Any sale is negotiable, and you just turned off potential buyers. Even if you can’t budge on pricing, or feel you priced your home so low that a buyer should be willing to pay that price. Wait until the offer comes in. You can always negotiate even a few hundred dollars to make the buyer feel they got a good deal.
The other big laugh I often get is the seller who writes a novel on their home, telling me in detail the fixes they did on the home and giving me a room by room list of every upgrade they have done. They usually lose me by the time I read the detailed list of the new upgrades on the front porch and entrance.
If you can’t write, or often write too much, enlist someone who can! No buyer is going to need to know every single upgrade ever done in your home. And some upgrades you feel are great someone else will read and find it is just going to be a nuisance.
For instance, one home I walked into had the ceilings in the basement of his home replaced with (no kidding) school ceiling tile. You know, the kind you could climb up on your desk and poke a pencil with, and the tile lifted up and you could see inside to all the wiring and plumbing? This seller did that and listed it on his flyer.
It cost him a fortune to do, and he thought it was a beneficial, practical upgrade. It was much easier to run your home theater wiring, computer cables, and TV cables, and fix the broken plumbing. Never mind the chance to hear every toilet in the house flush, the lack of insulation, and the disgusting bugs that were making their home in the basement.
List of major upgrades done. New windows, furnace, central air swap, carpeting, paint, countertops, cabinets, and flooring are great renovations to add to your flyer. Those are the major things that will attract buyers. Not, new carpet, crown molding, paint, curtains, fireplace mantle, built-in bookshelves and wainscot—and that’s just the living room!
Choosing the buyer is probably the most fun part of the job if you aren’t too strict on exactly who you will allow buying your home. If your home has too much sentimental value to you and you find it is too stressful to make a decision or you are turning away adequate buyers based on your behavior, you should probably take yourself out of choosing the next buyer.

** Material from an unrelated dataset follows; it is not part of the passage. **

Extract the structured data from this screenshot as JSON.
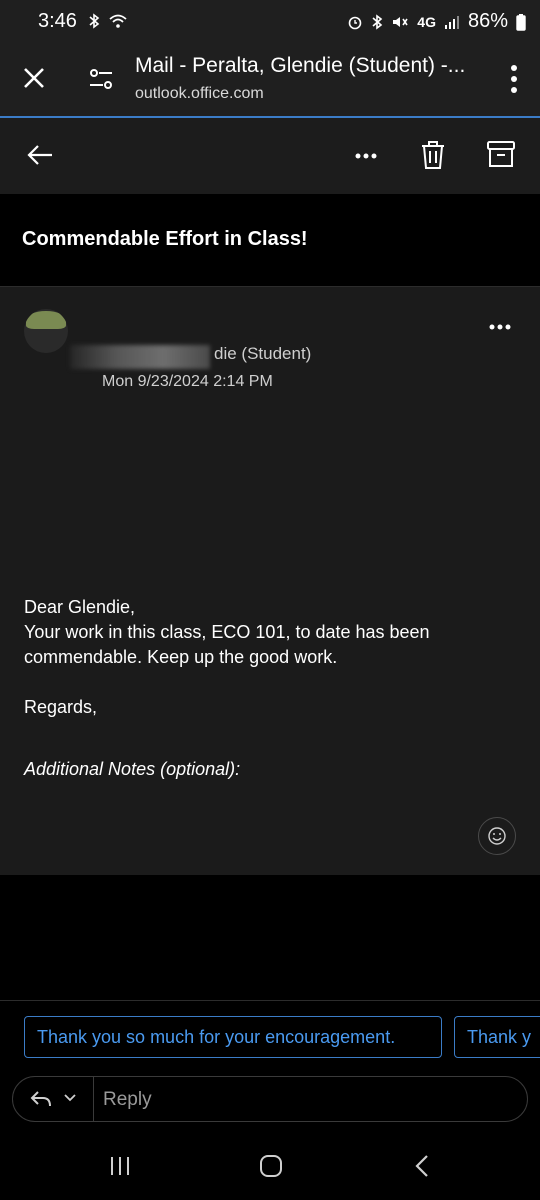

No one will ever hold the sentimental value you have in your home the same way you did. Your job is to choose a qualified buyer. You can go further and choose one who will fit the neighborhood, but if you make your buyer aware of the style of the neighborhood and they still choose to buy, that is their choice. While you can be biased to a point on who you want to have to buy your home, you will also turn away many great potential buyers if you make your qualification list to strict.
External Links: “Selling Your Home Without a Realtor”
- Are there closing cost when you sell a home for sale by owner? >> Who Pays Transaction Costs? – Homes For Sale By Owner | Owners.com Real Estate
- How do you sell a house by owner? >> How to Sell Your House by Owner Yourself – Without a Realtor | Money Crashers
- Can you sell real estate without a broker? >> Home Selling: Can a real estate agent sell without a broker? – Trulia Voices
- Can you be a real estate agent on your own?>> Advantages of Acting as One’s Own Real Estate Agent | Home Guides
- How much do you have to pay a realtor to sell your house? >> How Much Does It Cost To Sell A House? | Bankrate.com
- Do you pay closing costs when you sell a house? >> What Closing Costs Do Sellers Pay? | MONEY – Time